A quaint but uninspiring social realist mish-mash
William Armstrong - email@example.com‘Cemile’ by Orhan Kemal (Anatolia Publishing, 2010, 15TL, pp 175)
The young Cemile is a Bosnian migrant working in a textile factory in an unnamed city sometime during the early Turkish republic. She lives with her father and brother in a collective housing complex, together with the rest of the factory workers. She’s an attractive unmarried woman, with a seedy merchant called “Pockmark” Halil determinedly pursuing her affections. Her true love is for a lowly clerk in the factory, Necati, but prospects for them are dim with restrictive tradition in the community so strong. Life is bleak; money is tight; the hours are long; the air is dirty; the workers are exploited. The family dream of going back to their remote village, but in reality they know there is no way back. The downtrodden workers are ready to revolt against conditions, while a power struggle is going on at the top levels of the factory administration and a new European overseer has been brought in to raise efficiency. After 175 pages, all these disparate strands are drawn together and the novel brings things to a head.
The above synopsis is home turf for twentieth century social realist Orhan Kemal, who repeatedly focused on the gritty lives of Turkey’s urban poor in his novels. The characters in “Cemile” tend to have quaint, evocative names like “Old Malik” and “Glass Eye Sadık,” while the sociological context is implied - rather than explicit – apparently aiming to emphasize the more “universal” qualities of the story. The elemental simplicity that Kemal strove for in much of his work is sometimes reminiscent of that other lauded modern Turkish novelist, Yaşar Kemal.
Still, bearing in mind that Orhan Kemal is renowned as one of the preeminent writers of twentieth century Turkish fiction, (and a fertile wellspring for modern Turkish TV drama producers), it’s a real pity that “Cemile” turns out to be such a tedious read. A curious hodge-podge of proletarian-rhetorical novel, social allegory and conventional melodramatic romance - I found it a real chore to trudge my way through to the end. Promising questions about the tension between modernity, industrialization and tradition are hinted at but left frustratingly unpursued, and we’re simply left to struggle along with little to truly sink our teeth into. If I hadn’t been obliged to read it for this review I would certainly have given it up long before the end, (rare indeed for a literary masochist like myself).
Curiously enough, “Cemile” reminded me of an uninspired special effects-laden summer blockbuster movie – you plod along with it, you realize action is taking place, it ticks all the boxes, but you still find it difficult to care. Your attention drifts inexorably away, and when it drifts back you find yourself bemused and perplexed at what’s still going on before your eyes. Then it finishes.
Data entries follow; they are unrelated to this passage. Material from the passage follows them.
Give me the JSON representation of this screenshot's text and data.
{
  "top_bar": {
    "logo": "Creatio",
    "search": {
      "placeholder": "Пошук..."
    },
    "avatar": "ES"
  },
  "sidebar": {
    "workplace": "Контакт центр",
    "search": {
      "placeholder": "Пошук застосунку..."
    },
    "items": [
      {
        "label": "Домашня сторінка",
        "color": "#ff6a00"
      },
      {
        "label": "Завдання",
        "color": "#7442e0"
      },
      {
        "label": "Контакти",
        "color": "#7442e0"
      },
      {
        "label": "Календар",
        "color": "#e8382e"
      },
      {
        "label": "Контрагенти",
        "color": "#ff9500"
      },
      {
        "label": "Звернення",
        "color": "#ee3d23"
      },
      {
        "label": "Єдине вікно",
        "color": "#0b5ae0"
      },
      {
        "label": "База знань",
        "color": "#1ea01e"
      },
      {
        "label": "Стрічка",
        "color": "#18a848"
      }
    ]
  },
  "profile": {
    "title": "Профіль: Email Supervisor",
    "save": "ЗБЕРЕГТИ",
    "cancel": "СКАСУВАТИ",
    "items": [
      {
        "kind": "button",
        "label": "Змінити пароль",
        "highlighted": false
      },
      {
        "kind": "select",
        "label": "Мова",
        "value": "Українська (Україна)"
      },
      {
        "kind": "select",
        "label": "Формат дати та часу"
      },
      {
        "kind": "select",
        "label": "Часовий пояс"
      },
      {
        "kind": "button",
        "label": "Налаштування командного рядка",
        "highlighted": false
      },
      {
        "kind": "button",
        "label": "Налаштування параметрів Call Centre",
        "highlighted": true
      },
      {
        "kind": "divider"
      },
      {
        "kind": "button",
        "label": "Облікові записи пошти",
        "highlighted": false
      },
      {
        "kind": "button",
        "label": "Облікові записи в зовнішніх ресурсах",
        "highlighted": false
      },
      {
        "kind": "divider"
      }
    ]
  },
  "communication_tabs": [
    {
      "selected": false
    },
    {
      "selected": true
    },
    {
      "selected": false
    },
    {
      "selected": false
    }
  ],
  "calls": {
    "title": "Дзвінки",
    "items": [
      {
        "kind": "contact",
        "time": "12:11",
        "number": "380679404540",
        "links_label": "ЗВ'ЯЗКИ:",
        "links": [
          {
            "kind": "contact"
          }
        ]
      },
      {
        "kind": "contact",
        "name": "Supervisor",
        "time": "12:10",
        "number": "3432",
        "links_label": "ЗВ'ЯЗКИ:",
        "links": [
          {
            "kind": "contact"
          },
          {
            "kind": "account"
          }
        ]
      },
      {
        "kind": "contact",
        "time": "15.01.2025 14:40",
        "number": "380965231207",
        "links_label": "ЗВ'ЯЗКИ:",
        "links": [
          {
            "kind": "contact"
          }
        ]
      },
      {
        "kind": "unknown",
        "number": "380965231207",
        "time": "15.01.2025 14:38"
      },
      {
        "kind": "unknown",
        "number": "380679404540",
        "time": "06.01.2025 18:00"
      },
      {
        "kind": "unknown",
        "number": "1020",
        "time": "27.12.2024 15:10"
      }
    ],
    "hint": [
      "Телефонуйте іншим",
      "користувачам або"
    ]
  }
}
I know from experience that there are more successful Orhan Kemal novels focusing on similar concerns, (“My Father’s House” and “The Idle Years” are two charming semi-autobiographical bildungsromans also set in early republican Turkey), so it would be wrong to tar them all with the same brush. Nevertheless, despite its relatively short length I must admit that I turned the last page of “Cemile” with a weary sigh of relief, relieved to have made it through quite the endurance test. Not satisfying.
Recommended recent release
‘The World Until Yesterday: What Can We Learn from Traditional Societies?‘ by Jared Diamond
Viking, $36, pp 512